Some skin problems, such as fungal infections, can be treated with over-the-counter medication or antifungal medications. Others will require more specialist support. Always talk to your care provider if you notice any skin changes.

Non-surgical Treatment

Spider veins and varicose veins can be treated with Scelerotherapy. This involves a physician injecting a special solution directly into the vein, to make it shrink and disappear. Endovenous Thermal Ablation, or laser therapy, is another non-surgical procedure that can be used to close off the problem veins.


Surgery may be considered in severe cases of CVI, where other treatments have been unsuccessful. Some options include Ligation & Stripping, Microincision, Ambulatory Phlebectomy and Vein Bypass. Ask your care provider if you need further information on any of these surgeries.

Support Groups

Support groups can help provide other forms of comfort and relief that are equally as important. You can find support groups in your area at the National Lymphoedema Network's website. Visit for more information.

Or listed below are several further support services that you might find useful.

Exercise for CVI

Chronic Venous Insufficiency happens when blood isn’t pumped effectively from the legs back to the heart, as a result of veins or valves not working properly. That’s why exercise is so important.

Myth-Busting CVI

Chronic Venous Insufficiency (CVI) is a condition that occurs when the veins or valves in the legs aren’t working properly.

Venous Insufficiency

Chronic Venous Insufficiency (or CVI) occurs when blood isn't pumped effectively from the lower legs back to the heart.
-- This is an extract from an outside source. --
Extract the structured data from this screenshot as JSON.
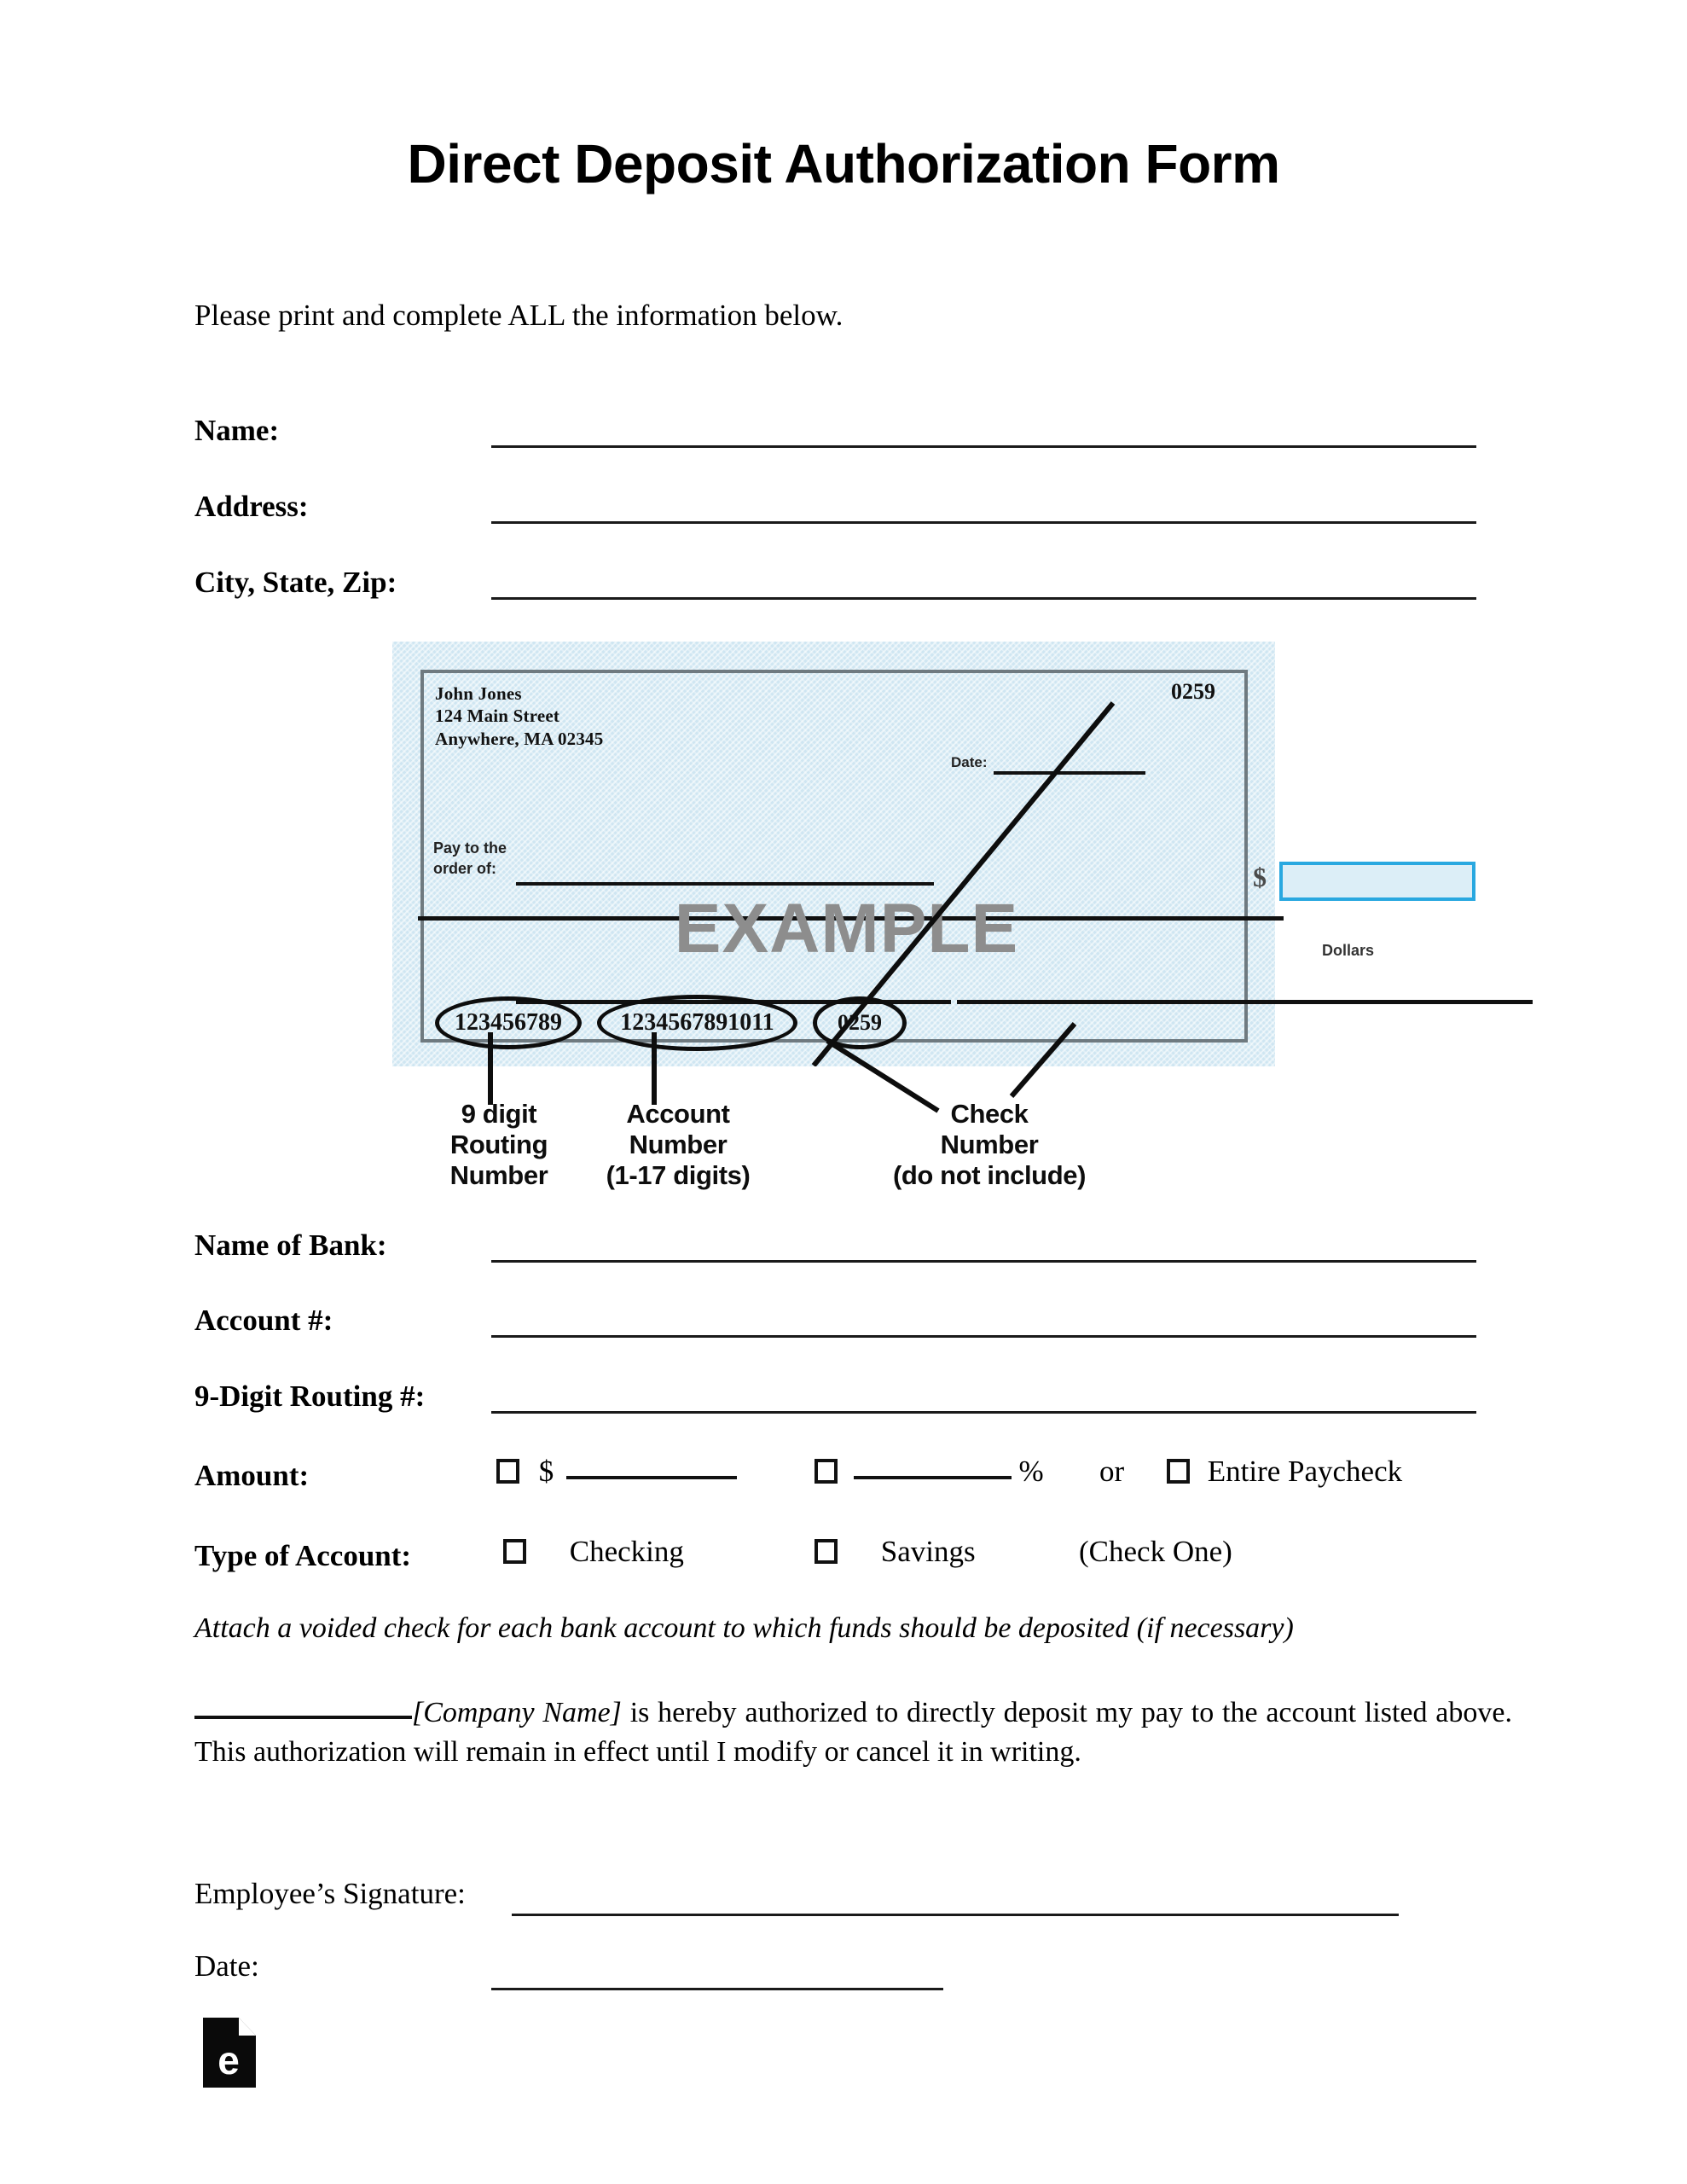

It may result in swelling, skin changes and make it more difficult for wounds to heal.